[GIVEN INFORMATION — start]

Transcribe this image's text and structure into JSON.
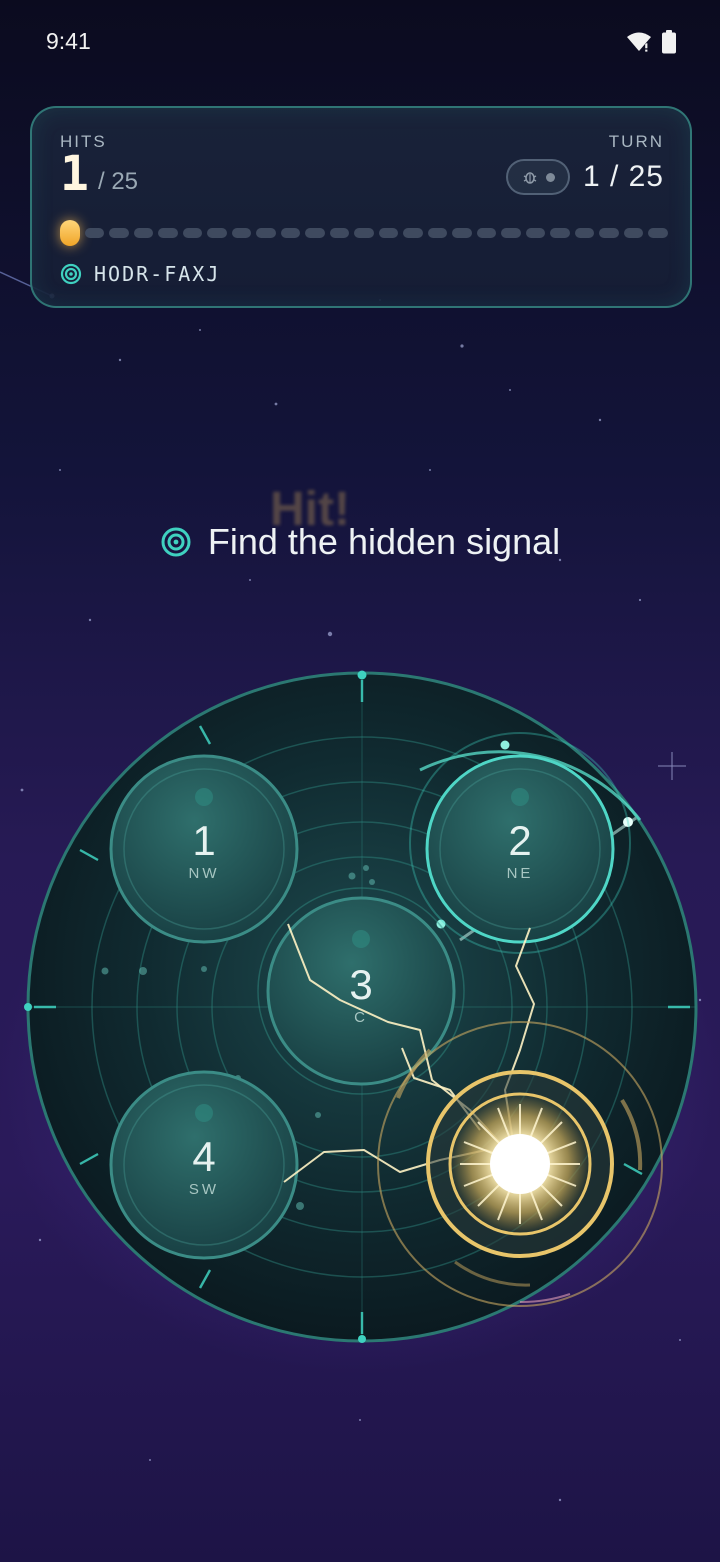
{
  "status_bar": {
    "time": "9:41",
    "icons": [
      "wifi-icon",
      "battery-icon"
    ]
  },
  "hud": {
    "hits_label": "HITS",
    "hits": "1",
    "hits_total": "/ 25",
    "turn_label": "TURN",
    "turn": "1 / 25",
    "progress": {
      "filled": 1,
      "total": 25
    },
    "debug_icon": "bug-icon",
    "code_icon": "signal-icon",
    "code": "HODR-FAXJ"
  },
  "ghost_text": "Hit!",
  "hint": {
    "icon": "target-icon",
    "text": "Find the hidden signal"
  },
  "zones": [
    {
      "number": "1",
      "label": "NW"
    },
    {
      "number": "2",
      "label": "NE"
    },
    {
      "number": "3",
      "label": "C"
    },
    {
      "number": "4",
      "label": "SW"
    }
  ],
  "colors": {
    "accent": "#3fd1c0",
    "hit": "#f2c96a",
    "bg_top": "#0b0b1f",
    "bg_bottom": "#2a1a5a"
  }
}
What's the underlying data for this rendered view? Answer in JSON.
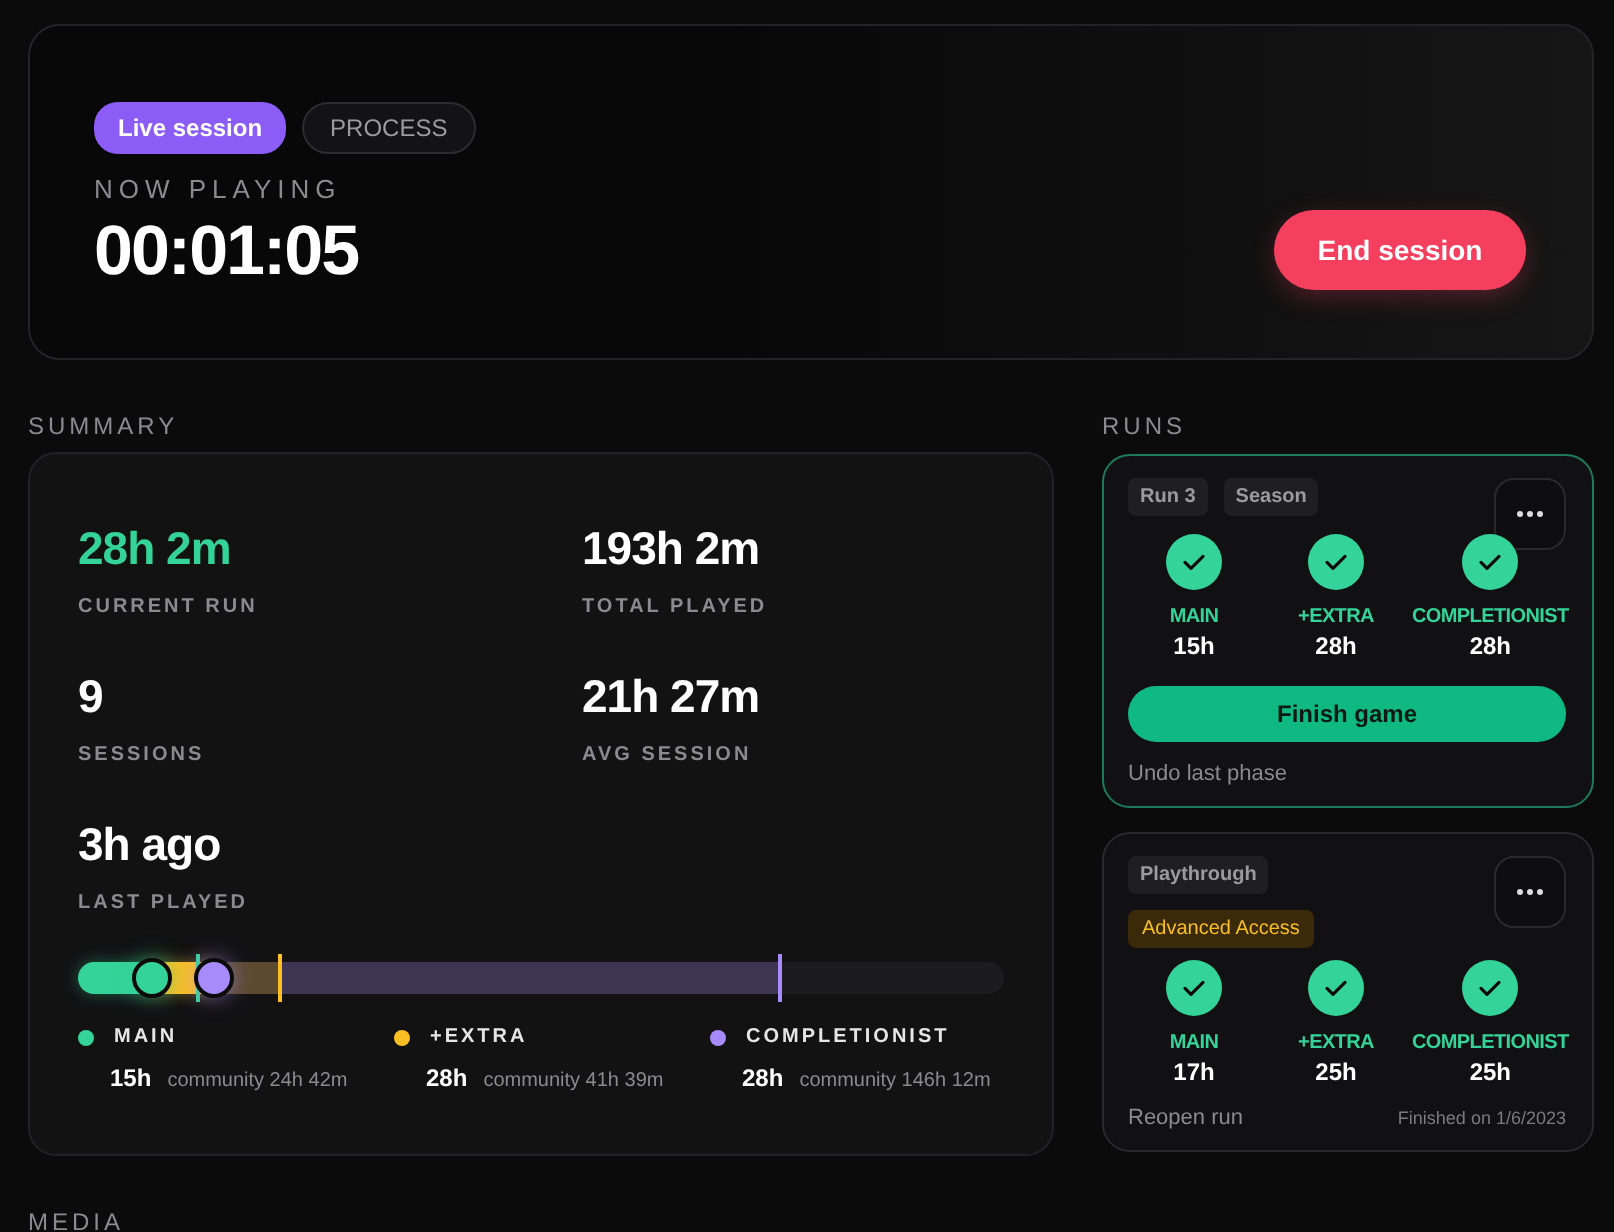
{
  "session": {
    "live_badge": "Live session",
    "process_badge": "PROCESS",
    "label": "NOW PLAYING",
    "timer": "00:01:05",
    "end_button": "End session"
  },
  "summary": {
    "heading": "SUMMARY",
    "stats": [
      {
        "value": "28h 2m",
        "label": "CURRENT RUN",
        "highlight": true
      },
      {
        "value": "193h 2m",
        "label": "TOTAL PLAYED",
        "highlight": false
      },
      {
        "value": "9",
        "label": "SESSIONS",
        "highlight": false
      },
      {
        "value": "21h 27m",
        "label": "AVG SESSION",
        "highlight": false
      },
      {
        "value": "3h ago",
        "label": "LAST PLAYED",
        "highlight": false
      }
    ],
    "progress_bar": {
      "segments": [
        {
          "kind": "fill",
          "color": "#34d399"
        },
        {
          "kind": "fill",
          "color": "#fbbf24"
        },
        {
          "kind": "range",
          "color": "#5c4a30"
        },
        {
          "kind": "range",
          "color": "#3e3552"
        }
      ],
      "markers": [
        {
          "color": "#34d399",
          "level": 0.128
        },
        {
          "color": "#fbbf24",
          "level": 0.216
        },
        {
          "color": "#a78bfa",
          "level": 0.756
        }
      ],
      "dots": [
        {
          "color": "#34d399",
          "level": 0.078
        },
        {
          "color": "#a78bfa",
          "level": 0.145
        }
      ]
    },
    "legend": [
      {
        "name": "MAIN",
        "color": "#34d399",
        "time": "15h",
        "community": "community 24h 42m"
      },
      {
        "name": "+EXTRA",
        "color": "#fbbf24",
        "time": "28h",
        "community": "community 41h 39m"
      },
      {
        "name": "COMPLETIONIST",
        "color": "#a78bfa",
        "time": "28h",
        "community": "community 146h 12m"
      }
    ]
  },
  "runs": {
    "heading": "RUNS",
    "items": [
      {
        "selected": true,
        "tags": [
          "Run 3",
          "Season"
        ],
        "phases": [
          {
            "name": "MAIN",
            "time": "15h",
            "done": true
          },
          {
            "name": "+EXTRA",
            "time": "28h",
            "done": true
          },
          {
            "name": "COMPLETIONIST",
            "time": "28h",
            "done": true
          }
        ],
        "primary_button": "Finish game",
        "link": "Undo last phase"
      },
      {
        "selected": false,
        "tags": [
          "Playthrough"
        ],
        "badge": "Advanced Access",
        "phases": [
          {
            "name": "MAIN",
            "time": "17h",
            "done": true
          },
          {
            "name": "+EXTRA",
            "time": "25h",
            "done": true
          },
          {
            "name": "COMPLETIONIST",
            "time": "25h",
            "done": true
          }
        ],
        "link": "Reopen run",
        "note": "Finished on 1/6/2023"
      }
    ]
  },
  "media": {
    "heading": "MEDIA"
  }
}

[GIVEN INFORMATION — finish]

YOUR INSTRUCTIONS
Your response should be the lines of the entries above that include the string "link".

WRITTEN SOLUTION
        "link": "Undo last phase"
        "link": "Reopen run",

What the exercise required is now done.